_DATA SUPPLIED:_

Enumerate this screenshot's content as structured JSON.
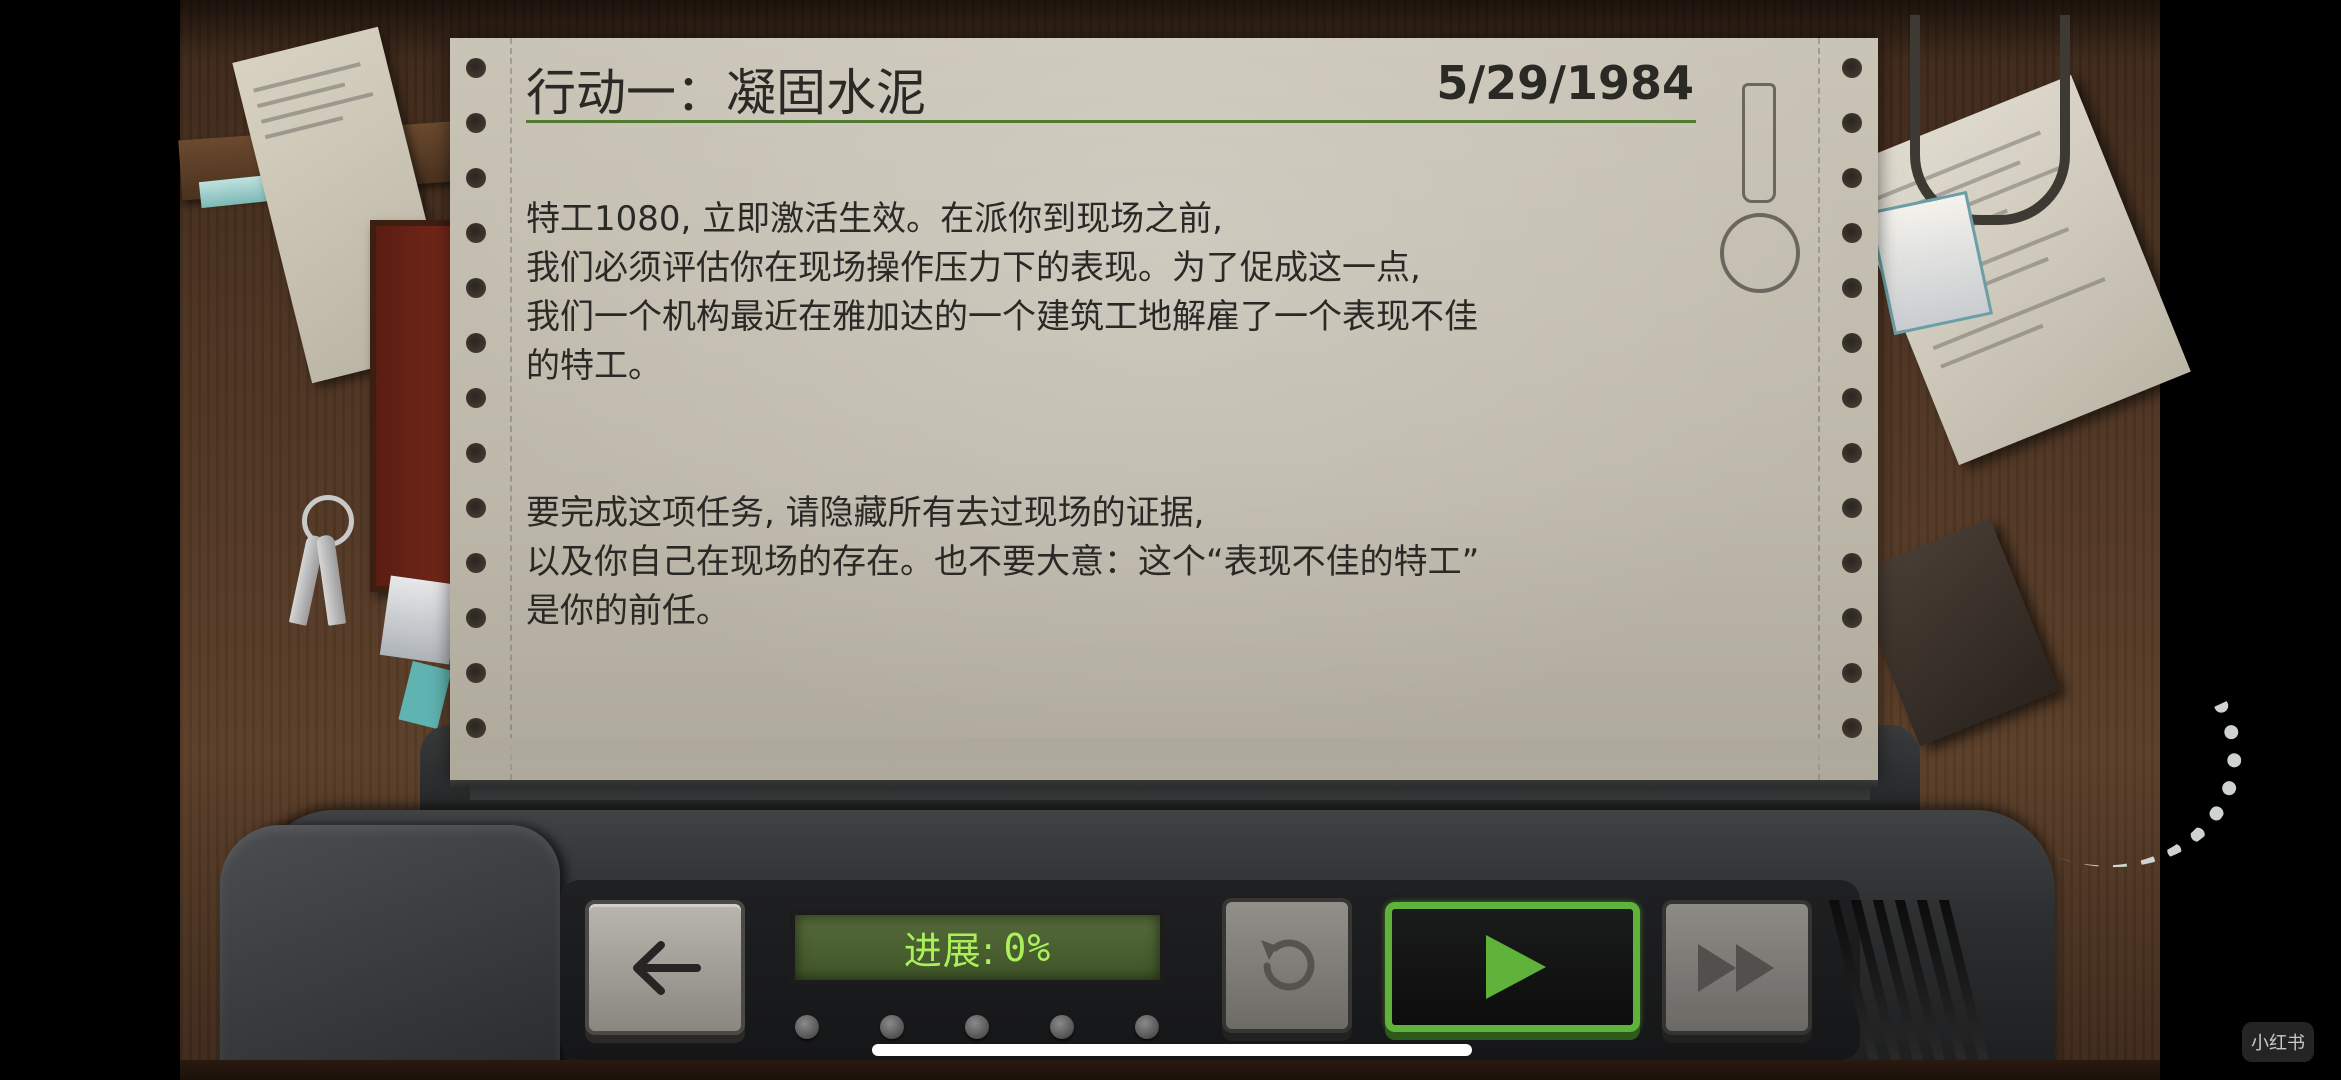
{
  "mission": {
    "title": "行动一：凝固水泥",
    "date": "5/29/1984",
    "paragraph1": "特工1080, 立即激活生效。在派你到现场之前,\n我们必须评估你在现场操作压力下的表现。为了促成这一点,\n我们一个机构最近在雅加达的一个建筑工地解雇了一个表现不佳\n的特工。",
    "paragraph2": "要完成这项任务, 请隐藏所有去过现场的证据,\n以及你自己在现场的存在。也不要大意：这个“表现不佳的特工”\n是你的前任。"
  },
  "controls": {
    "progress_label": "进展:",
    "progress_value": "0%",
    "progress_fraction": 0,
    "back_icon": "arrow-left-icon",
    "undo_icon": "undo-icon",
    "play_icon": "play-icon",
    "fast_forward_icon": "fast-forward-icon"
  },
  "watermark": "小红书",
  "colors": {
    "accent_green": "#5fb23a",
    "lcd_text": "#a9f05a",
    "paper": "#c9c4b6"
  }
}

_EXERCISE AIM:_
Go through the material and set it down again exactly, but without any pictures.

_EXERCISE RESULT:_
Enumerate this screenshot's content as structured JSON.
{
  "mission": {
    "title": "行动一：凝固水泥",
    "date": "5/29/1984",
    "paragraph1": "特工1080, 立即激活生效。在派你到现场之前,\n我们必须评估你在现场操作压力下的表现。为了促成这一点,\n我们一个机构最近在雅加达的一个建筑工地解雇了一个表现不佳\n的特工。",
    "paragraph2": "要完成这项任务, 请隐藏所有去过现场的证据,\n以及你自己在现场的存在。也不要大意：这个“表现不佳的特工”\n是你的前任。"
  },
  "controls": {
    "progress_label": "进展:",
    "progress_value": "0%",
    "progress_fraction": 0,
    "back_icon": "arrow-left-icon",
    "undo_icon": "undo-icon",
    "play_icon": "play-icon",
    "fast_forward_icon": "fast-forward-icon"
  },
  "watermark": "小红书",
  "colors": {
    "accent_green": "#5fb23a",
    "lcd_text": "#a9f05a",
    "paper": "#c9c4b6"
  }
}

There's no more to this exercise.